____ Record set
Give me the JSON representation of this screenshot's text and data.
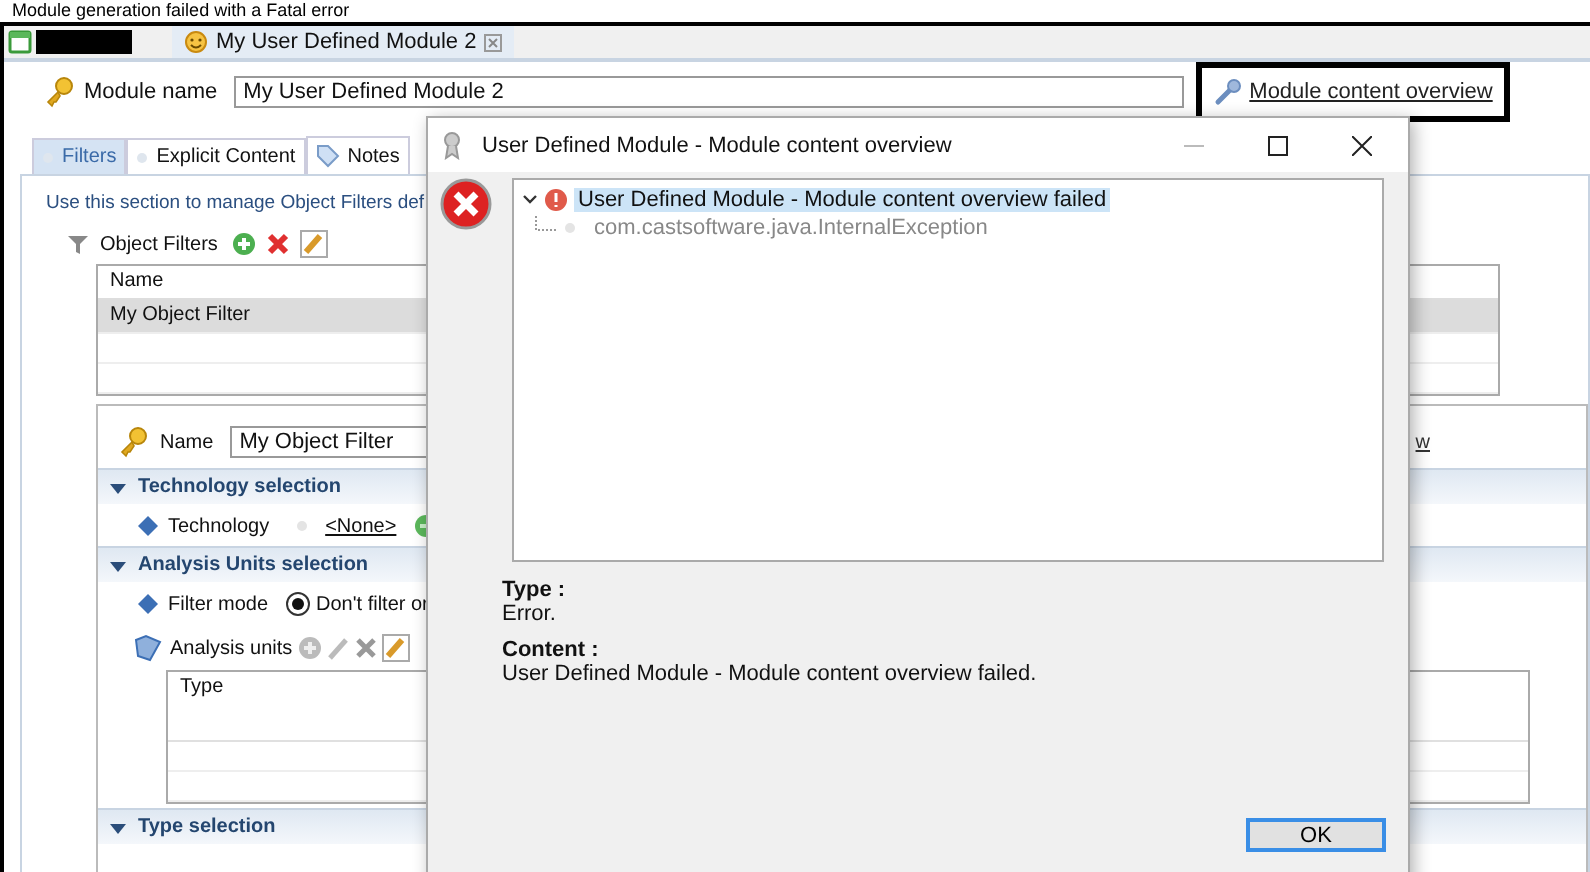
{
  "caption": "Module generation failed with a Fatal error",
  "editor_tab": {
    "title": "My User Defined Module 2",
    "selected": true
  },
  "module_name": {
    "label": "Module name",
    "value": "My User Defined Module 2"
  },
  "overview_link": "Module content overview",
  "tabs": [
    {
      "label": "Filters",
      "selected": true
    },
    {
      "label": "Explicit Content",
      "selected": false
    },
    {
      "label": "Notes",
      "selected": false
    }
  ],
  "description": "Use this section to manage Object Filters def",
  "object_filters": {
    "label": "Object Filters",
    "columns": [
      "Name"
    ],
    "rows": [
      {
        "name": "My Object Filter",
        "selected": true
      }
    ]
  },
  "filter_detail": {
    "name_label": "Name",
    "name_value": "My Object Filter",
    "link_tail": "w",
    "technology_section": {
      "title": "Technology selection",
      "expanded": true,
      "label": "Technology",
      "value": "<None>"
    },
    "analysis_section": {
      "title": "Analysis Units selection",
      "expanded": true,
      "filter_mode_label": "Filter mode",
      "filter_mode_option": {
        "label": "Don't filter or",
        "selected": true
      },
      "units_label": "Analysis units",
      "columns": [
        "Type"
      ]
    },
    "type_section": {
      "title": "Type selection",
      "expanded": true
    }
  },
  "dialog": {
    "title": "User Defined Module - Module content overview",
    "tree": [
      {
        "label": "User Defined Module - Module content overview failed",
        "selected": true,
        "expanded": true,
        "children": [
          {
            "label": "com.castsoftware.java.InternalException",
            "selected": false
          }
        ]
      }
    ],
    "type_label": "Type :",
    "type_value": "Error.",
    "content_label": "Content :",
    "content_value": "User Defined Module - Module content overview failed.",
    "ok": "OK"
  }
}
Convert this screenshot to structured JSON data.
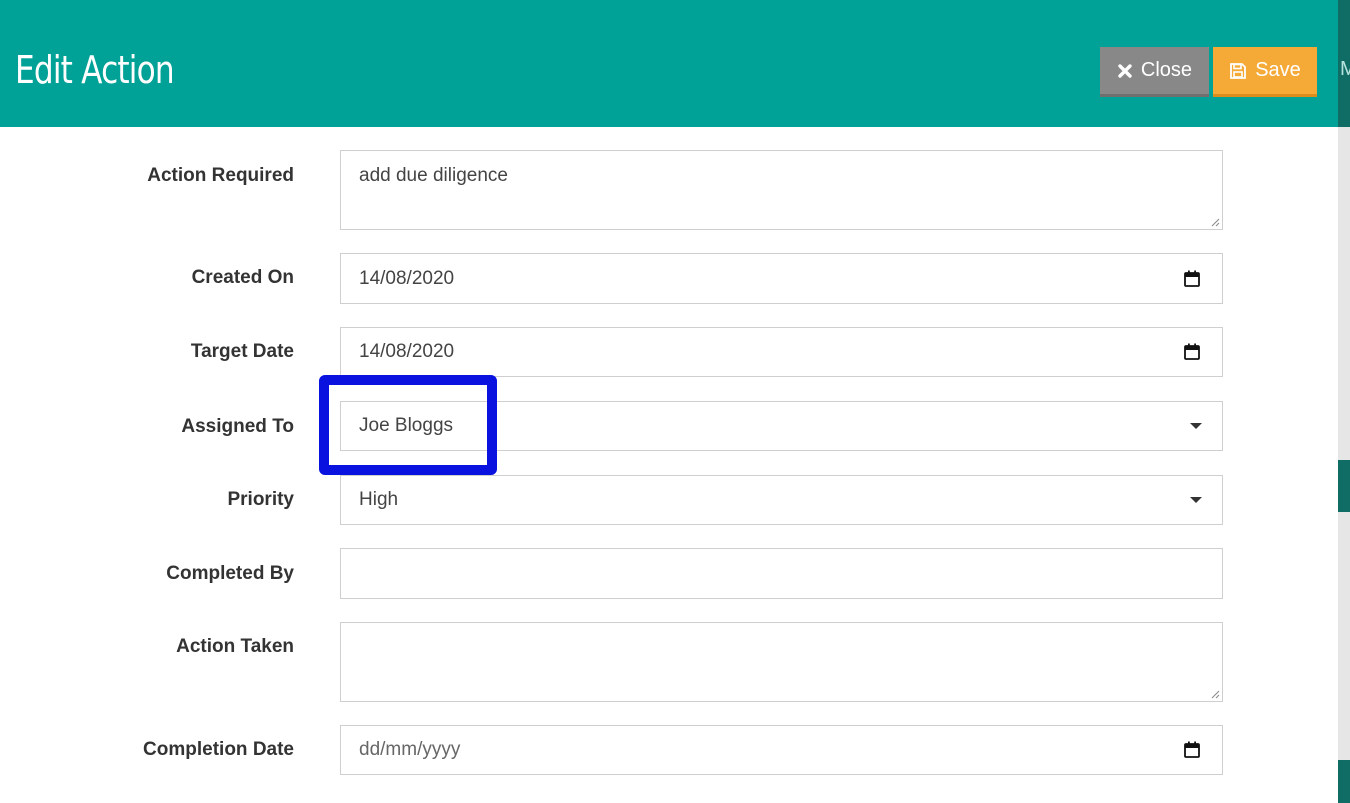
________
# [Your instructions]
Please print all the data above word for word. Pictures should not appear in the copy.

# [Answer to the problem]
Give me the JSON representation of this screenshot's text and data.
{
  "caption": "Module generation failed with a Fatal error",
  "editor_tab": {
    "title": "My User Defined Module 2",
    "selected": true
  },
  "module_name": {
    "label": "Module name",
    "value": "My User Defined Module 2"
  },
  "overview_link": "Module content overview",
  "tabs": [
    {
      "label": "Filters",
      "selected": true
    },
    {
      "label": "Explicit Content",
      "selected": false
    },
    {
      "label": "Notes",
      "selected": false
    }
  ],
  "description": "Use this section to manage Object Filters def",
  "object_filters": {
    "label": "Object Filters",
    "columns": [
      "Name"
    ],
    "rows": [
      {
        "name": "My Object Filter",
        "selected": true
      }
    ]
  },
  "filter_detail": {
    "name_label": "Name",
    "name_value": "My Object Filter",
    "link_tail": "w",
    "technology_section": {
      "title": "Technology selection",
      "expanded": true,
      "label": "Technology",
      "value": "<None>"
    },
    "analysis_section": {
      "title": "Analysis Units selection",
      "expanded": true,
      "filter_mode_label": "Filter mode",
      "filter_mode_option": {
        "label": "Don't filter or",
        "selected": true
      },
      "units_label": "Analysis units",
      "columns": [
        "Type"
      ]
    },
    "type_section": {
      "title": "Type selection",
      "expanded": true
    }
  },
  "dialog": {
    "title": "User Defined Module - Module content overview",
    "tree": [
      {
        "label": "User Defined Module - Module content overview failed",
        "selected": true,
        "expanded": true,
        "children": [
          {
            "label": "com.castsoftware.java.InternalException",
            "selected": false
          }
        ]
      }
    ],
    "type_label": "Type :",
    "type_value": "Error.",
    "content_label": "Content :",
    "content_value": "User Defined Module - Module content overview failed.",
    "ok": "OK"
  }
}
Convert this screenshot to structured JSON data.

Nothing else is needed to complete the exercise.